Humans have been augmenting themselves physically, mentally, and culturally as long as we’ve been around. These augmentations of ourselves are seen as extensions, and the concept of extending the self is the center of much academic research. This has only increased with the advent of smaller computers and the internet, and some have begun “hacking their bodies” by incorporating technology into themselves.

What is Body Hacking?

An argument can be made that any new technology or possession extends the self. Collections are indicative of who we want to be; phones connect us to the internet and the world at large. I tend to agree with this Belkian line of thinking. However, prior to the digital era, the self could only be extended by physical markings, owned possessions, and aspects of one’s culture. Now, humans can become cyborgs in order to improve their quality of life, exercise autonomy over their bodies, or just indulge their curiosity.

Body hacking is the practice of incorporating technological devices into one’s body which serve some sort of function. They could be as simple as a magnet, or as complex as a full-fledged computer. It could be as functionally casual as a party trick, or it could save your life (think pacemakers, though I wouldn’t consider that to be voluntary body hacking). This interesting concept opens a whole new world of possibilities, and the innovators willing to put these devices on and in themselves are the pioneers who will help bring about new links between ourselves and the digital world around us.

Could cryptocurrency users benefit from all this?

I imagine so. If a small near-field communication (NFC) chip were to be placed in a body, and data stored on it, this could store one’s public and private wallet information. Due to current limitations, it likely couldn’t serve as a client or node on its own.

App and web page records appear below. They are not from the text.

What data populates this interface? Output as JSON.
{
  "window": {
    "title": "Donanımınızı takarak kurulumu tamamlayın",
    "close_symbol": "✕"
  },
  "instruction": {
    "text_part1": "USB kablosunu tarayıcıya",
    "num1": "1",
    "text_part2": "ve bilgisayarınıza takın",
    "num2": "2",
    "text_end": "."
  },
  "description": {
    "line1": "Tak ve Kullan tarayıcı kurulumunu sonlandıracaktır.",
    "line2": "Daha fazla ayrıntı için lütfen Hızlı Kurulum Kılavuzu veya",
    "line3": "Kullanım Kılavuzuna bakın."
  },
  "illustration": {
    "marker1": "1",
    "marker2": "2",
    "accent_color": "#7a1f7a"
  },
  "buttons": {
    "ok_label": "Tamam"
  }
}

While it may not be so inconvenient to carry a cellphone around with you, imagine if you never had to worry about leaving your mobile – or hell, even cold storage – wallet information with you. Could this be one way to encourage cryptocurrency adoption and use? Potentially. At the same time, in a world where many are squeamish about needles, implanting a chip may seem even more stressful than losing a phone.

Moreover, there is always the worry that implanted chips may make us vulnerable to tracking and passive data collection, but I’m not so worried about that. In fact, I see body hacking as an incredibly interesting opportunity for some within the crypto community.

What may really be a pipe dream – but fun to think about – is hacking our bodies to link up to the Bitcoin – or any other – cryptocurrency network and be walking, breathing propagators of the blockchain. Wouldn’t that be something?